The Collaborative Conservation Atlas is now locating and describing the many diverse and innovative collaborative initiatives across Colorado. We want to know how different environmental issues shape participation, process, adaptability, and outcomes of initiatives. This research will generate a report about the Atlas in 2017 and will help us tailor the tools generated by our Practice Program to meet the unique needs of different groups.

So far we have identified over 130 initiatives working on many different issues in many different regions of Colorado.  These initiatives bring together participants from multiple sectors with diverse perspectives. They generally involve a long-term process through which people pool resources to solve shared problems. If you are involved in a group like this, we need your help! We are trying to find as many of these groups as possible, both active and inactive. Check our list of initiatives to make sure we haven’t missed your group or a group you know by clicking here.

We have found a lot of information online, but many groups lack a consistent online presence. Help us find the most up-to-date information, such as:

  • maps, goals, charters, MOUs, reports, articles, 
  • participant lists: we are focused on the organizations represented by members, not individuals.
  • other resources to help us piece together the story of your initiative!

 We will be launching a statewide survey targeted at leaders of collaborative initiatives in the fall of 2016, so verify your contact information and stay tuned!

Criteria for participating in the survey - Does the group:

  • Involve citizens, landowners, and/or local community groups?

  • Include at least two additional kinds of stakeholders representing some combination of organizations, government agencies, businesses, special districts, or interest groups?

  • Involve a sustained process of interaction or consensus building lasting at least two years at some point(s) during its history?

  • Address issues related to environmental policy or management?

  • Pool resources and assets to solve shared problems?

To participate or learn more about our study, contact Ch’aska Huayhuaca, Program Coordinator.  (970)491-3983,

Resources for Collaboratives
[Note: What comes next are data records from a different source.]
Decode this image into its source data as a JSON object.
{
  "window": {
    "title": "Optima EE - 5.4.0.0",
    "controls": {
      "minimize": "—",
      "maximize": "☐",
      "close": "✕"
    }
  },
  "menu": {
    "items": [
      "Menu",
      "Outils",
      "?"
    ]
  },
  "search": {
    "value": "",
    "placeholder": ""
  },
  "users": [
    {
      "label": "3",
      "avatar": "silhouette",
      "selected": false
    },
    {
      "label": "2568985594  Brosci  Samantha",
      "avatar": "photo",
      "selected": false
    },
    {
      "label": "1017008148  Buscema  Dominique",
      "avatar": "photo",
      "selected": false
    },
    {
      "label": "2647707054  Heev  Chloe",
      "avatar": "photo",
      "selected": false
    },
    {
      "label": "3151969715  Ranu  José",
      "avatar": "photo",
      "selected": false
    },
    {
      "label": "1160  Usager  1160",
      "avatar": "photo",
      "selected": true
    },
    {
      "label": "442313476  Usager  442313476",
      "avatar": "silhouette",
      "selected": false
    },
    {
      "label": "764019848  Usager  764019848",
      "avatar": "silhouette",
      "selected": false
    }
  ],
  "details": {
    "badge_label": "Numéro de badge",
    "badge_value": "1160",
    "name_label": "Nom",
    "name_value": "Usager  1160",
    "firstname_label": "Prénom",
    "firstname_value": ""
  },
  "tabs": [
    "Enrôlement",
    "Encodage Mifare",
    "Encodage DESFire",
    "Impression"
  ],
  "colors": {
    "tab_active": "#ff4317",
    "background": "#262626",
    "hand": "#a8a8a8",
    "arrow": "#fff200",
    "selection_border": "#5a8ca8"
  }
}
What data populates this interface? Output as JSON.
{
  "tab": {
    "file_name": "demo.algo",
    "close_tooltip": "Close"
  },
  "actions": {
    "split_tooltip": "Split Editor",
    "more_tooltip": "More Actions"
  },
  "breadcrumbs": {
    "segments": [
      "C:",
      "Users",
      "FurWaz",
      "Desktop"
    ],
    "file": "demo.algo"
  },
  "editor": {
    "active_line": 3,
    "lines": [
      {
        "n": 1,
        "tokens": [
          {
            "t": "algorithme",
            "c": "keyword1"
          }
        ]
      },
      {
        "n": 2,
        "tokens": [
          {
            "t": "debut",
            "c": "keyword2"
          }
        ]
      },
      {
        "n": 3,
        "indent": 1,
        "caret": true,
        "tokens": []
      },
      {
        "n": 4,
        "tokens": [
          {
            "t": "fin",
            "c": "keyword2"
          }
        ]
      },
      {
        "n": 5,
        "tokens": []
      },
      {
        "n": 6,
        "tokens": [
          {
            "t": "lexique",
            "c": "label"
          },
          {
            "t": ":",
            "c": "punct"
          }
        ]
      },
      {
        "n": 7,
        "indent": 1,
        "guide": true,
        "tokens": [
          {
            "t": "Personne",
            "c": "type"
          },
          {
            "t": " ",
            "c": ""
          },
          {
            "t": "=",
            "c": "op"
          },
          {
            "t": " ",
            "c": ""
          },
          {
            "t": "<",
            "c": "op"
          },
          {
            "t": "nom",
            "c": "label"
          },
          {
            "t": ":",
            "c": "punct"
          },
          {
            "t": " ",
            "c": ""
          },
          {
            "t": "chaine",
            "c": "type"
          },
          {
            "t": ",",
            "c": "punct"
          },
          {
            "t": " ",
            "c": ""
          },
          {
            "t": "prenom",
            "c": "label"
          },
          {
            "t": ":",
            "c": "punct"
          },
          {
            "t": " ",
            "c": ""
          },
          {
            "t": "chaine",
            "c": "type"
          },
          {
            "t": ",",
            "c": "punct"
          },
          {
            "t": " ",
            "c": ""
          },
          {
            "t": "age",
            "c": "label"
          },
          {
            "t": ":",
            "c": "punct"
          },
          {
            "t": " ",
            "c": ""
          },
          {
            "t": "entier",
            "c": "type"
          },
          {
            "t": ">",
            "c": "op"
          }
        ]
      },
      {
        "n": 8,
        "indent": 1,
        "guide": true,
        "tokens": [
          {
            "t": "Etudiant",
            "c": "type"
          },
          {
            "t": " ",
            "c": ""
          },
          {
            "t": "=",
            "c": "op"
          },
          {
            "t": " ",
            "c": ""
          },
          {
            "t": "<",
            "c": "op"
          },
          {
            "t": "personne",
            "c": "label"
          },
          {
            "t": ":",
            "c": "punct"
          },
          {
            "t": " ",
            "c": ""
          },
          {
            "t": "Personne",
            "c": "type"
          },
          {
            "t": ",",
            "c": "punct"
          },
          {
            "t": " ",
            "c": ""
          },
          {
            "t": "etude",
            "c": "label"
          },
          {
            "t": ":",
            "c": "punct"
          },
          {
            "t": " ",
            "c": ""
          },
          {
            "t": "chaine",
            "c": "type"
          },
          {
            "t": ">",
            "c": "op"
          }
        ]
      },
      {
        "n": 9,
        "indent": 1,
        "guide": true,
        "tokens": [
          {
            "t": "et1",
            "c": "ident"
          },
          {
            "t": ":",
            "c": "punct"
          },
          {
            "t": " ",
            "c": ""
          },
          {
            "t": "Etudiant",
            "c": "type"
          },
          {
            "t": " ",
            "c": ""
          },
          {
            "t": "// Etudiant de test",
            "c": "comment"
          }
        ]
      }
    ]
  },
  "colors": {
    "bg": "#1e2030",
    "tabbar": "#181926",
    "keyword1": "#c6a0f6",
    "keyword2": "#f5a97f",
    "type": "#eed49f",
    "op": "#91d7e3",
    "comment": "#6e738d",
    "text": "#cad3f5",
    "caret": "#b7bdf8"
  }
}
Included here are resources that may be useful to collaboratives or those interested in learning more about collaborative conservation in Colorado and around the world.

Stakeholder Analysis Tools

Upper South Platte Partnership Collaborative Watershed Assessment Report